This one’s brand spanking new. To me, that is. The album itself came out in 1985, and despite another change in production and direction, it didn’t do very much. If I even noticed that it came out at the time, I don’t remember it. That’s a shame, because it’s a solid album with a couple of songs that really stand out, like “Little Wild One (No. 5)” and “I’m Sorry (But So Is Brenda Lee).”
I’ve talked endlessly about how, way back in my college days, I had a partner in digging through the bins, my longtime roommate who loved searching through used record stores as much as I did. And I had another friend or two who enjoyed the search, too, and my wife-to-be was always down for a search. But after college, settling into married life, moving into the CD era, the simple and shared pleasure of digging through a used record store looking for that perfect bargain or missing link was just kinda lost. I had no one to do it with and, increasingly, nowhere to do it, as record stores went by the wayside. Fast forward from maybe 1989 to, say, 2011: on vacation in Burlington, Vermont, offspring and I go into a great used record store and come up with some finds that to this day blow my mind. I’d try to be suspenseful about it and wait these records’ turn, but at the rate I’m going it’ll be 2025 before get to I say that we found the incredible Plastic Bertrand record (“C’est Plane Pour Moi”) and “Play Electric Bass With The Ventures,” and I was once again hooked on the joy of buying old records. A great little shop in Troy, The Beat Shop on River Street, would fill my needs from time to time, and my kids became my partners in searching.
Then we moved to Phoenixville, where not only was there a record store right on the main drag (and a few others not far away), but we fell in with a crowd of enablers who are just as nuts about records as we are. These are the people who wait in line for Record Store Day. And one of them started organizing a record store crawl, an incredible event where we gather into a spin of vinylphiles* and descend on greater Philly record stores like a plague. I HAVE FOUND MY PEOPLE.
So, this record was found in one of those descents this very February. You younger people may not know this, but in olden times, people were able to leave the house and do things together, they could even just drive around together and spend hours hanging around in a bunch of dusty old record stores and not worry that by doing so they were going to kill anyone. True! Ask anyone old enough to remember.

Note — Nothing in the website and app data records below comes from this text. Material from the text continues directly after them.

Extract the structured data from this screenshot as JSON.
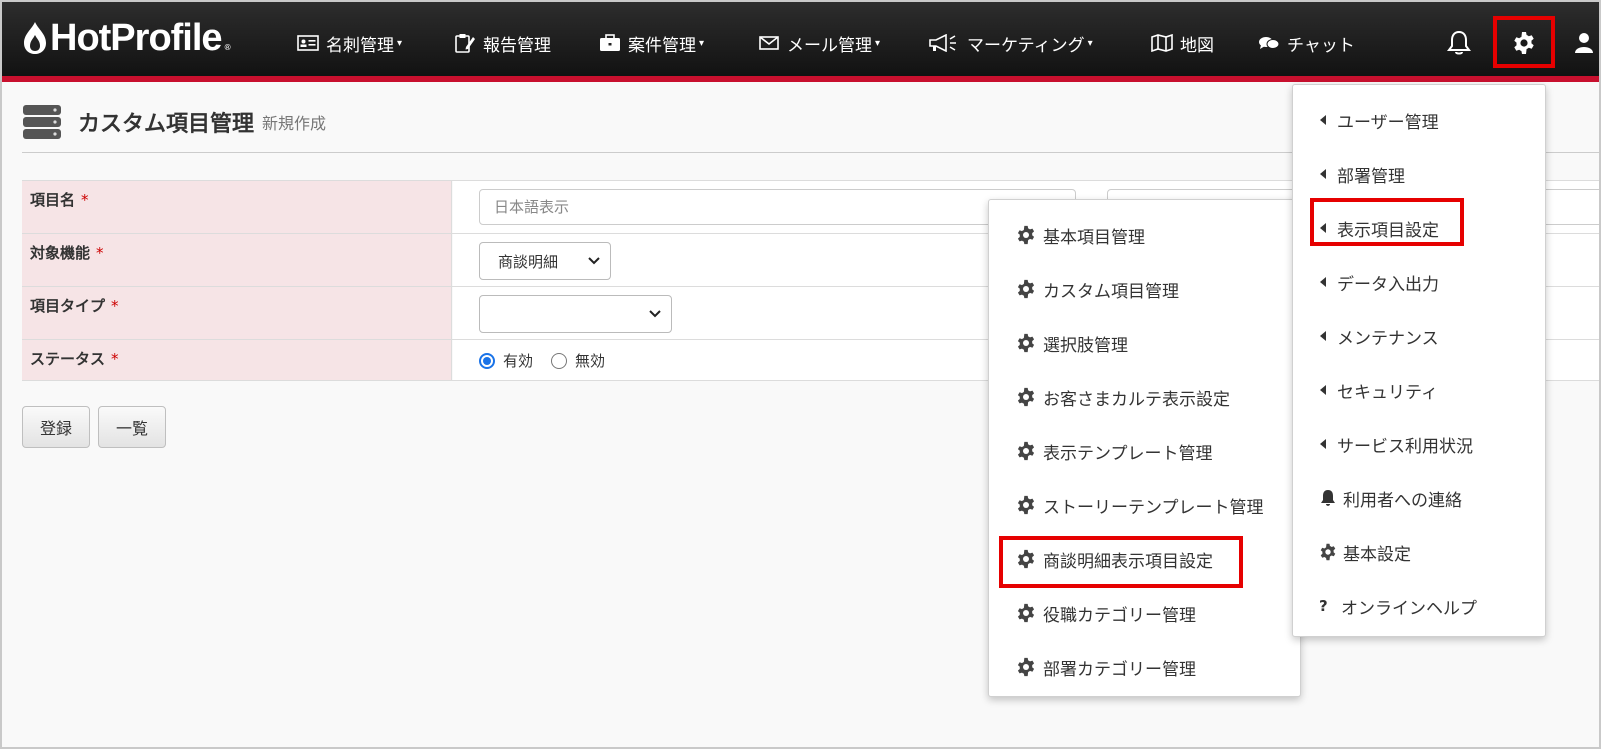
{
  "brand": {
    "name": "HotProfile",
    "reg_mark": "®"
  },
  "nav": {
    "items": [
      {
        "label": "名刺管理",
        "icon": "id-card-icon",
        "has_caret": true
      },
      {
        "label": "報告管理",
        "icon": "report-edit-icon",
        "has_caret": false
      },
      {
        "label": "案件管理",
        "icon": "briefcase-icon",
        "has_caret": true
      },
      {
        "label": "メール管理",
        "icon": "envelope-icon",
        "has_caret": true
      },
      {
        "label": "マーケティング",
        "icon": "megaphone-icon",
        "has_caret": true
      },
      {
        "label": "地図",
        "icon": "map-icon",
        "has_caret": false
      },
      {
        "label": "チャット",
        "icon": "chat-bubbles-icon",
        "has_caret": false
      }
    ],
    "caret": "▾"
  },
  "page": {
    "title": "カスタム項目管理",
    "subtitle": "新規作成"
  },
  "form": {
    "required_mark": "*",
    "fields": [
      {
        "label": "項目名",
        "type": "text",
        "placeholder": "日本語表示",
        "value": ""
      },
      {
        "label": "対象機能",
        "type": "select",
        "value": "商談明細"
      },
      {
        "label": "項目タイプ",
        "type": "select",
        "value": ""
      },
      {
        "label": "ステータス",
        "type": "radio",
        "options": [
          "有効",
          "無効"
        ],
        "selected": "有効"
      }
    ]
  },
  "buttons": {
    "register": "登録",
    "list": "一覧"
  },
  "settings_menu": {
    "items": [
      {
        "label": "ユーザー管理",
        "icon": "caret-left-icon"
      },
      {
        "label": "部署管理",
        "icon": "caret-left-icon"
      },
      {
        "label": "表示項目設定",
        "icon": "caret-left-icon",
        "highlighted": true
      },
      {
        "label": "データ入出力",
        "icon": "caret-left-icon"
      },
      {
        "label": "メンテナンス",
        "icon": "caret-left-icon"
      },
      {
        "label": "セキュリティ",
        "icon": "caret-left-icon"
      },
      {
        "label": "サービス利用状況",
        "icon": "caret-left-icon"
      },
      {
        "label": "利用者への連絡",
        "icon": "bell-icon"
      },
      {
        "label": "基本設定",
        "icon": "gear-icon"
      },
      {
        "label": "オンラインヘルプ",
        "icon": "question-icon",
        "icon_text": "?"
      }
    ]
  },
  "submenu": {
    "items": [
      {
        "label": "基本項目管理"
      },
      {
        "label": "カスタム項目管理"
      },
      {
        "label": "選択肢管理"
      },
      {
        "label": "お客さまカルテ表示設定"
      },
      {
        "label": "表示テンプレート管理"
      },
      {
        "label": "ストーリーテンプレート管理"
      },
      {
        "label": "商談明細表示項目設定",
        "highlighted": true
      },
      {
        "label": "役職カテゴリー管理"
      },
      {
        "label": "部署カテゴリー管理"
      }
    ]
  },
  "colors": {
    "nav_bg": "#1e1e1e",
    "nav_accent": "#c8102e",
    "highlight": "#e60000",
    "label_bg": "#f6e4e6",
    "radio": "#1a73e8"
  }
}
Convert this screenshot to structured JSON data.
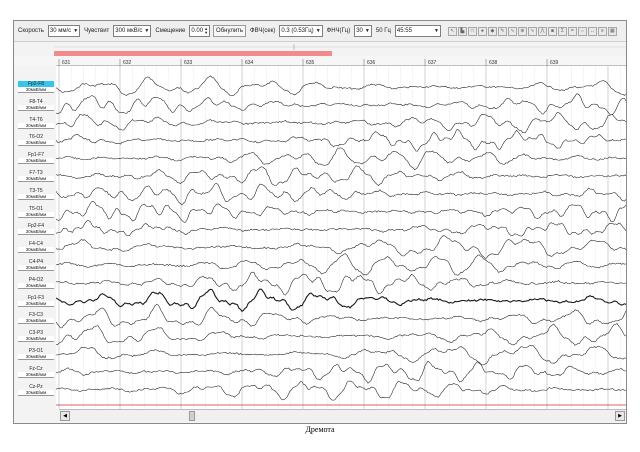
{
  "toolbar": {
    "speed_label": "Скорость",
    "speed_value": "30 мм/с",
    "sens_label": "Чувствит",
    "sens_value": "300 мкВ/с",
    "offset_label": "Смещение",
    "offset_value": "0.00",
    "reset_label": "Обнулить",
    "hff_label": "ФВЧ(сек)",
    "hff_value": "0.3 (0.53Гц)",
    "lff_label": "ФНЧ(Гц)",
    "lff_value": "30",
    "notch_label": "50 Гц",
    "time_value": "45:55"
  },
  "ruler": {
    "ticks": [
      "631",
      "632",
      "633",
      "634",
      "635",
      "636",
      "637",
      "638",
      "639"
    ]
  },
  "channels": [
    {
      "name": "Fp2-F8",
      "scale": "30мкВ/мм"
    },
    {
      "name": "F8-T4",
      "scale": "30мкВ/мм"
    },
    {
      "name": "T4-T6",
      "scale": "30мкВ/мм"
    },
    {
      "name": "T6-O2",
      "scale": "30мкВ/мм"
    },
    {
      "name": "Fp1-F7",
      "scale": "30мкВ/мм"
    },
    {
      "name": "F7-T3",
      "scale": "30мкВ/мм"
    },
    {
      "name": "T3-T5",
      "scale": "30мкВ/мм"
    },
    {
      "name": "T5-O1",
      "scale": "30мкВ/мм"
    },
    {
      "name": "Fp2-F4",
      "scale": "30мкВ/мм"
    },
    {
      "name": "F4-C4",
      "scale": "30мкВ/мм"
    },
    {
      "name": "C4-P4",
      "scale": "30мкВ/мм"
    },
    {
      "name": "P4-O2",
      "scale": "30мкВ/мм"
    },
    {
      "name": "Fp1-F3",
      "scale": "30мкВ/мм"
    },
    {
      "name": "F3-C3",
      "scale": "30мкВ/мм"
    },
    {
      "name": "C3-P3",
      "scale": "30мкВ/мм"
    },
    {
      "name": "P3-O1",
      "scale": "30мкВ/мм"
    },
    {
      "name": "Fz-Cz",
      "scale": "30мкВ/мм"
    },
    {
      "name": "Cz-Pz",
      "scale": "30мкВ/мм"
    }
  ],
  "selected_channel": 0,
  "colors": {
    "selected_label": "#37c6e8",
    "trace": "#1a1a1a",
    "marker_band": "#f28c8c",
    "baseline": "#c83232",
    "grid": "#b8b8b8"
  },
  "caption": "Дремота"
}
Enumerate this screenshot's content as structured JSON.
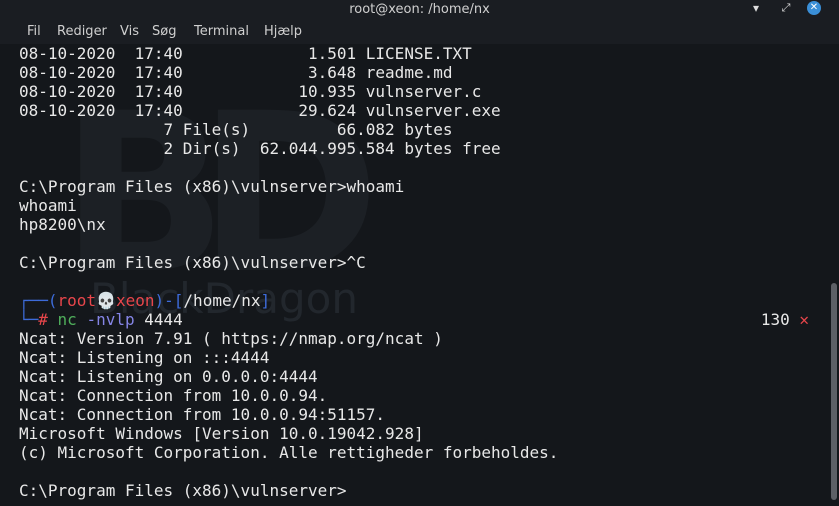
{
  "window": {
    "title": "root@xeon: /home/nx",
    "controls": {
      "minimize": "▾",
      "maximize": "⤢",
      "close": "✕"
    }
  },
  "menu": [
    "Fil",
    "Rediger",
    "Vis",
    "Søg",
    "Terminal",
    "Hjælp"
  ],
  "watermark": {
    "text": "BlackDragon",
    "logo": "BD"
  },
  "terminal": {
    "lines_top": [
      "08-10-2020  17:40             1.501 LICENSE.TXT",
      "08-10-2020  17:40             3.648 readme.md",
      "08-10-2020  17:40            10.935 vulnserver.c",
      "08-10-2020  17:40            29.624 vulnserver.exe",
      "               7 File(s)         66.082 bytes",
      "               2 Dir(s)  62.044.995.584 bytes free",
      "",
      "C:\\Program Files (x86)\\vulnserver>whoami",
      "whoami",
      "hp8200\\nx",
      "",
      "C:\\Program Files (x86)\\vulnserver>^C",
      ""
    ],
    "prompt": {
      "corner_top": "┌──(",
      "user": "root💀xeon",
      "mid": ")-[",
      "path": "/home/nx",
      "end": "]",
      "corner_bottom": "└─",
      "hash": "#",
      "cmd": "nc",
      "flag": "-nvlp",
      "arg": "4444",
      "exit_code": "130",
      "exit_mark": "✕"
    },
    "lines_bottom": [
      "Ncat: Version 7.91 ( https://nmap.org/ncat )",
      "Ncat: Listening on :::4444",
      "Ncat: Listening on 0.0.0.0:4444",
      "Ncat: Connection from 10.0.0.94.",
      "Ncat: Connection from 10.0.0.94:51157.",
      "Microsoft Windows [Version 10.0.19042.928]",
      "(c) Microsoft Corporation. Alle rettigheder forbeholdes.",
      "",
      "C:\\Program Files (x86)\\vulnserver>"
    ]
  }
}
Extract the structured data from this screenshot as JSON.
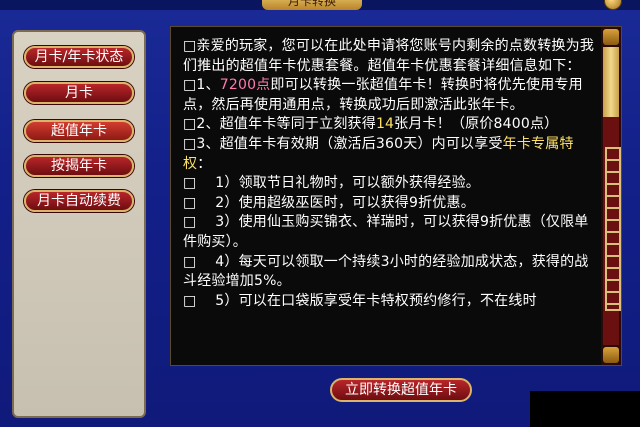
{
  "window": {
    "title": "月卡转换"
  },
  "sidebar": {
    "items": [
      {
        "label": "月卡/年卡状态"
      },
      {
        "label": "月卡"
      },
      {
        "label": "超值年卡"
      },
      {
        "label": "按揭年卡"
      },
      {
        "label": "月卡自动续费"
      }
    ]
  },
  "content": {
    "intro_a": "□亲爱的玩家，您可以在此处申请将您账号内剩余的点数转换为我们推出的超值年卡优惠套餐。超值年卡优惠套餐详细信息如下：",
    "p1_pre": "□1、",
    "p1_hl": "7200点",
    "p1_post": "即可以转换一张超值年卡！转换时将优先使用专用点，然后再使用通用点，转换成功后即激活此张年卡。",
    "p2_pre": "□2、超值年卡等同于立刻获得",
    "p2_hl": "14",
    "p2_post": "张月卡！（原价8400点）",
    "p3_pre": "□3、超值年卡有效期（激活后360天）内可以享受",
    "p3_hl": "年卡专属特权",
    "p3_post": "：",
    "b1": "□　 1）领取节日礼物时，可以额外获得经验。",
    "b2": "□　 2）使用超级巫医时，可以获得9折优惠。",
    "b3": "□　 3）使用仙玉购买锦衣、祥瑞时，可以获得9折优惠（仅限单件购买）。",
    "b4": "□　 4）每天可以领取一个持续3小时的经验加成状态，获得的战斗经验增加5%。",
    "b5": "□　 5）可以在口袋版享受年卡特权预约修行，不在线时"
  },
  "actions": {
    "convert_label": "立即转换超值年卡"
  },
  "colors": {
    "highlight_pink": "#ff7ab0",
    "highlight_yellow": "#ffe066",
    "button_red": "#b8262a"
  }
}
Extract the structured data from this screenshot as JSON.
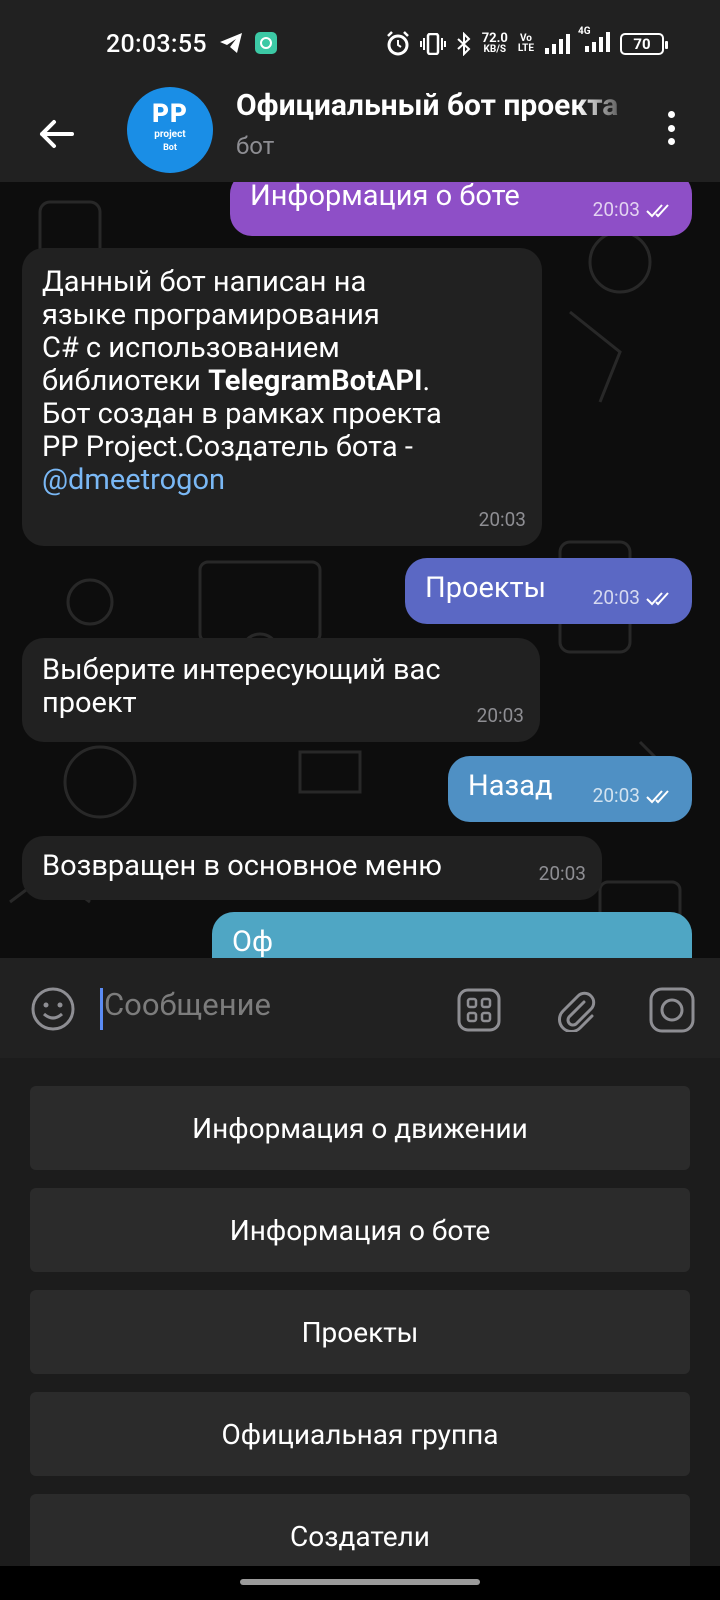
{
  "status_bar": {
    "time": "20:03:55",
    "net_speed_value": "72.0",
    "net_speed_unit": "KB/S",
    "volte": "Vo\nLTE",
    "network": "4G",
    "battery": "70"
  },
  "header": {
    "title": "Официальный бот проекта",
    "subtitle": "бот",
    "avatar_line1": "PP",
    "avatar_line2": "project",
    "avatar_line3": "Bot"
  },
  "messages": [
    {
      "direction": "out",
      "text": "Информация о боте",
      "time": "20:03",
      "color": "#8e4fc7"
    },
    {
      "direction": "in",
      "text_lines": [
        "Данный бот написан на",
        "языке  програмирования",
        "C# с использованием",
        "библиотеки ",
        "TelegramBotAPI",
        ".",
        "Бот создан в рамках проекта",
        "PP Project.Создатель бота -",
        "@dmeetrogon"
      ],
      "time": "20:03"
    },
    {
      "direction": "out",
      "text": "Проекты",
      "time": "20:03",
      "color": "#5b68c4"
    },
    {
      "direction": "in",
      "text_lines": [
        "Выберите интересующий вас",
        "проект"
      ],
      "time": "20:03"
    },
    {
      "direction": "out",
      "text": "Назад",
      "time": "20:03",
      "color": "#4f90c4"
    },
    {
      "direction": "in",
      "text_lines": [
        "Возвращен в основное меню"
      ],
      "time": "20:03"
    },
    {
      "direction": "out",
      "text": "Оф",
      "time": "",
      "color": "#4fa6c4"
    }
  ],
  "input": {
    "placeholder": "Сообщение"
  },
  "keyboard": {
    "buttons": [
      "Информация о движении",
      "Информация о боте",
      "Проекты",
      "Официальная группа",
      "Создатели"
    ]
  }
}
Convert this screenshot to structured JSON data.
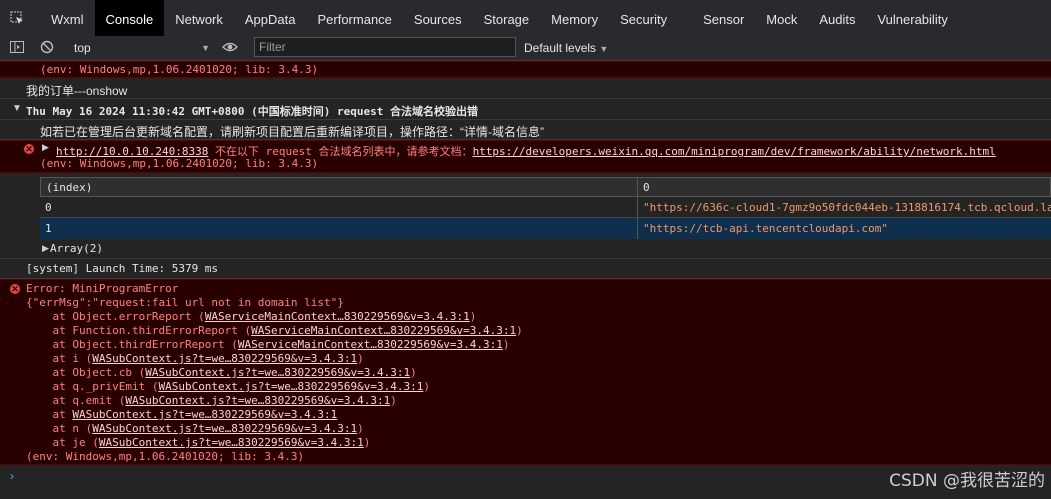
{
  "tabs": [
    "Wxml",
    "Console",
    "Network",
    "AppData",
    "Performance",
    "Sources",
    "Storage",
    "Memory",
    "Security",
    "Sensor",
    "Mock",
    "Audits",
    "Vulnerability"
  ],
  "active_tab": "Console",
  "toolbar": {
    "context": "top",
    "filter_placeholder": "Filter",
    "levels": "Default levels"
  },
  "console": {
    "env_top": "(env: Windows,mp,1.06.2401020; lib: 3.4.3)",
    "order_log": "我的订单---onshow",
    "group_header": "Thu May 16 2024 11:30:42 GMT+0800 (中国标准时间) request 合法域名校验出错",
    "group_hint": "如若已在管理后台更新域名配置，请刷新项目配置后重新编译项目，操作路径：“详情-域名信息”",
    "err2_url": "http://10.0.10.240:8338",
    "err2_msg": " 不在以下 request 合法域名列表中，请参考文档：",
    "err2_doc": "https://developers.weixin.qq.com/miniprogram/dev/framework/ability/network.html",
    "err2_env": "(env: Windows,mp,1.06.2401020; lib: 3.4.3)",
    "table": {
      "col_index": "(index)",
      "col_0": "0",
      "rows": [
        {
          "index": "0",
          "value": "\"https://636c-cloud1-7gmz9o50fdc044eb-1318816174.tcb.qcloud.la"
        },
        {
          "index": "1",
          "value": "\"https://tcb-api.tencentcloudapi.com\""
        }
      ],
      "array_label": "Array(2)"
    },
    "launch_time": "[system] Launch Time: 5379 ms",
    "err3_title": "Error: MiniProgramError",
    "err3_json": "{\"errMsg\":\"request:fail url not in domain list\"}",
    "stack": [
      {
        "fn": "    at Object.errorReport (",
        "link": "WAServiceMainContext…830229569&v=3.4.3:1",
        "end": ")"
      },
      {
        "fn": "    at Function.thirdErrorReport (",
        "link": "WAServiceMainContext…830229569&v=3.4.3:1",
        "end": ")"
      },
      {
        "fn": "    at Object.thirdErrorReport (",
        "link": "WAServiceMainContext…830229569&v=3.4.3:1",
        "end": ")"
      },
      {
        "fn": "    at i (",
        "link": "WASubContext.js?t=we…830229569&v=3.4.3:1",
        "end": ")"
      },
      {
        "fn": "    at Object.cb (",
        "link": "WASubContext.js?t=we…830229569&v=3.4.3:1",
        "end": ")"
      },
      {
        "fn": "    at q._privEmit (",
        "link": "WASubContext.js?t=we…830229569&v=3.4.3:1",
        "end": ")"
      },
      {
        "fn": "    at q.emit (",
        "link": "WASubContext.js?t=we…830229569&v=3.4.3:1",
        "end": ")"
      },
      {
        "fn": "    at ",
        "link": "WASubContext.js?t=we…830229569&v=3.4.3:1",
        "end": ""
      },
      {
        "fn": "    at n (",
        "link": "WASubContext.js?t=we…830229569&v=3.4.3:1",
        "end": ")"
      },
      {
        "fn": "    at je (",
        "link": "WASubContext.js?t=we…830229569&v=3.4.3:1",
        "end": ")"
      }
    ],
    "err3_env": "(env: Windows,mp,1.06.2401020; lib: 3.4.3)"
  },
  "watermark": "CSDN @我很苦涩的"
}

*Vinylphiles may be collectively referred to as either a spin or a lacquer.